[Exercise inputs Boundary: Start]

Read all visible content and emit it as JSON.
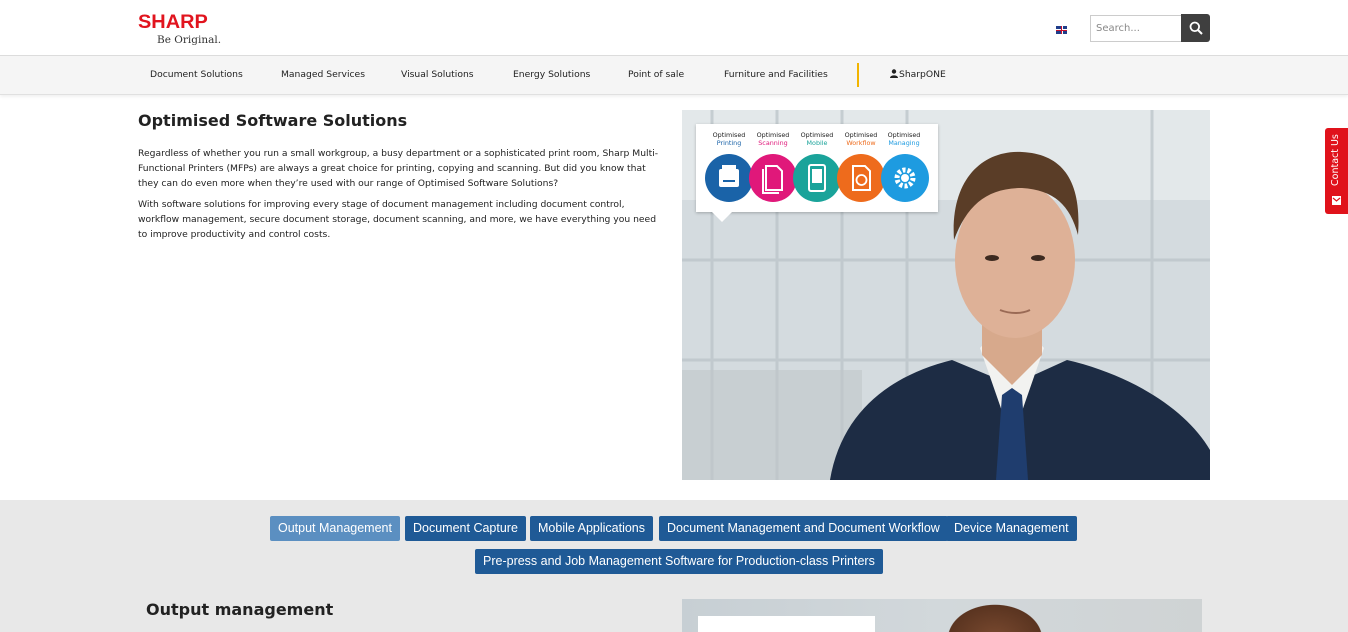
{
  "header": {
    "logo_text": "SHARP",
    "logo_tagline": "Be Original.",
    "search_placeholder": "Search...",
    "colors": {
      "brand_red": "#e1141e",
      "search_button": "#3f3f3f"
    }
  },
  "nav": {
    "items": [
      {
        "label": "Document Solutions"
      },
      {
        "label": "Managed Services"
      },
      {
        "label": "Visual Solutions"
      },
      {
        "label": "Energy Solutions"
      },
      {
        "label": "Point of sale"
      },
      {
        "label": "Furniture and Facilities"
      }
    ],
    "account_label": "SharpONE",
    "separator_color": "#f2b400"
  },
  "intro": {
    "title": "Optimised Software Solutions",
    "paragraph1": "Regardless of whether you run a small workgroup, a busy department or a sophisticated print room, Sharp Multi-Functional Printers (MFPs) are always a great choice for printing, copying and scanning. But did you know that they can do even more when they’re used with our range of Optimised Software Solutions?",
    "paragraph2": "With software solutions for improving every stage of document management including document control, workflow management, secure document storage, document scanning, and more, we have everything you need to improve productivity and control costs."
  },
  "hero_callout": {
    "items": [
      {
        "line1": "Optimised",
        "line2": "Printing",
        "color": "#1a63a8"
      },
      {
        "line1": "Optimised",
        "line2": "Scanning",
        "color": "#e0187a"
      },
      {
        "line1": "Optimised",
        "line2": "Mobile",
        "color": "#1aa39a"
      },
      {
        "line1": "Optimised",
        "line2": "Workflow",
        "color": "#ee6b1c"
      },
      {
        "line1": "Optimised",
        "line2": "Managing",
        "color": "#1e9be0"
      }
    ]
  },
  "tabs": {
    "row1": [
      {
        "label": "Output Management",
        "active": true
      },
      {
        "label": "Document Capture"
      },
      {
        "label": "Mobile Applications"
      },
      {
        "label": "Document Management and Document Workflow"
      },
      {
        "label": "Device Management"
      }
    ],
    "row2": [
      {
        "label": "Pre-press and Job Management Software for Production-class Printers"
      }
    ],
    "colors": {
      "tab": "#1f5a96",
      "tab_active": "#5b8fc1"
    }
  },
  "section": {
    "title": "Output management"
  },
  "contact_tab": {
    "label": "Contact Us",
    "color": "#e0121b"
  }
}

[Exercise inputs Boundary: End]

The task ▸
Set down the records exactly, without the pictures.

Result of this exercise ▸
Read all visible content and emit it as JSON.
{
  "header": {
    "logo_text": "SHARP",
    "logo_tagline": "Be Original.",
    "search_placeholder": "Search...",
    "colors": {
      "brand_red": "#e1141e",
      "search_button": "#3f3f3f"
    }
  },
  "nav": {
    "items": [
      {
        "label": "Document Solutions"
      },
      {
        "label": "Managed Services"
      },
      {
        "label": "Visual Solutions"
      },
      {
        "label": "Energy Solutions"
      },
      {
        "label": "Point of sale"
      },
      {
        "label": "Furniture and Facilities"
      }
    ],
    "account_label": "SharpONE",
    "separator_color": "#f2b400"
  },
  "intro": {
    "title": "Optimised Software Solutions",
    "paragraph1": "Regardless of whether you run a small workgroup, a busy department or a sophisticated print room, Sharp Multi-Functional Printers (MFPs) are always a great choice for printing, copying and scanning. But did you know that they can do even more when they’re used with our range of Optimised Software Solutions?",
    "paragraph2": "With software solutions for improving every stage of document management including document control, workflow management, secure document storage, document scanning, and more, we have everything you need to improve productivity and control costs."
  },
  "hero_callout": {
    "items": [
      {
        "line1": "Optimised",
        "line2": "Printing",
        "color": "#1a63a8"
      },
      {
        "line1": "Optimised",
        "line2": "Scanning",
        "color": "#e0187a"
      },
      {
        "line1": "Optimised",
        "line2": "Mobile",
        "color": "#1aa39a"
      },
      {
        "line1": "Optimised",
        "line2": "Workflow",
        "color": "#ee6b1c"
      },
      {
        "line1": "Optimised",
        "line2": "Managing",
        "color": "#1e9be0"
      }
    ]
  },
  "tabs": {
    "row1": [
      {
        "label": "Output Management",
        "active": true
      },
      {
        "label": "Document Capture"
      },
      {
        "label": "Mobile Applications"
      },
      {
        "label": "Document Management and Document Workflow"
      },
      {
        "label": "Device Management"
      }
    ],
    "row2": [
      {
        "label": "Pre-press and Job Management Software for Production-class Printers"
      }
    ],
    "colors": {
      "tab": "#1f5a96",
      "tab_active": "#5b8fc1"
    }
  },
  "section": {
    "title": "Output management"
  },
  "contact_tab": {
    "label": "Contact Us",
    "color": "#e0121b"
  }
}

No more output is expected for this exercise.